Beginning in October 2021, the International Consortium of Investigative Journalists released information which it obtained from companies which specialise in creating offshore companies and trusts
HMRC have recently initiated compliance checks into taxpayers named in the Pandora Papers by issuing letters asking them to review their tax affairs and, where necessary, to bring them up to date.
It is inferred from the size of the dataset (c. 2.94TB of data) and the passage of time since the leak, that HMRC have reviewed the papers and are now writing to persons whom they suspect may have additional tax liabilities to disclose.

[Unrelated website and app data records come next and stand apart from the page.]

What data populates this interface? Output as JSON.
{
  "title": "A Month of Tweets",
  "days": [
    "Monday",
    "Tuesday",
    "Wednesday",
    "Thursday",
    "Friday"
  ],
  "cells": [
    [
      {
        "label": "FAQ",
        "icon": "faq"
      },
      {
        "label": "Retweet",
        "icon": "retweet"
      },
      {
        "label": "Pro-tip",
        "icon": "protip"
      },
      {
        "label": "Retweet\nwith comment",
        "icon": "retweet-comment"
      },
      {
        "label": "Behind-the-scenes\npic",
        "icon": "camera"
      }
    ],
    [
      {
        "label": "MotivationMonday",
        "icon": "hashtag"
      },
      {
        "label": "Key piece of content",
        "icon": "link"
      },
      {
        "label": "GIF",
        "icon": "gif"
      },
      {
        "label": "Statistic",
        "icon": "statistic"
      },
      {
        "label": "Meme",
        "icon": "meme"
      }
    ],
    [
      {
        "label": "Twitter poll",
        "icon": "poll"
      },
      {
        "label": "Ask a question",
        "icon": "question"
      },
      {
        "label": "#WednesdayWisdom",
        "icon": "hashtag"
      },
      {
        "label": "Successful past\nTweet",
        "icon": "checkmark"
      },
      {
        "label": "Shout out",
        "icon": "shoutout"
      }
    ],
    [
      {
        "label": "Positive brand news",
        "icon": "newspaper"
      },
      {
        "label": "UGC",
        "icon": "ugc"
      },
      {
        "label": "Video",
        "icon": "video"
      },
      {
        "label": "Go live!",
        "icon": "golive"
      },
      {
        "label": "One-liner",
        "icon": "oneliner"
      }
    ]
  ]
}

It is understood that HMRC have set up a dedicated team to handle queries arising from these initial letters which are often referred to as "nudge letters".
On receipt of a nudge letter, taxpayers have 30 days to check their tax position and revert to HMRC. As set out in our previous article, HMRC may levy penalties for a taxpayer's failure to disclose any shortfall in tax due to HMRC. Given that the Pandora Papers leak pertains to offshore matters, HMRC may levy penalties of up to 200% of any tax which is found to be due once they have completed their compliance check into a taxpayer's affairs.
Acting quickly to make a full, unprompted voluntary disclosure before HMRC asks questions should reduce any tax-geared penalties due, mitigate late payment interest and avoid an extensive enquiry or complex investigation. If you consider that you need to make a disclosure to HRMC, it is strongly recommended that you engage a professional advisor without delay.
This is especially the case if HMRC consider that a failure to disclose amounts to dishonest behaviour on the part of the taxpayer. In those circumstances, HMRC may seek to bring criminal proceedings against the taxpayer. Where deliberate behaviour or fraud is suspected, the Contractual Disclosure Facility (CDF), otherwise known as Code of Practice 9 (COP9), should be utilised.
By making a disclosure to HMRC under the CDF, the taxpayer is afforded protection from criminal prosecution for tax offences as long they make a complete and accurate disclosure of all deliberate behaviour and HMRC accepts them into CDF process.
Further, the actual rate of penalty charged will depend on the quality of engagement with HMRC during the investigation.
Through timely and proactive engagement with HMRC, it is often possible to achieve a less intrusive investigation and a more favourable resolution of the penalty position. Contact a member of the team should you require assistance.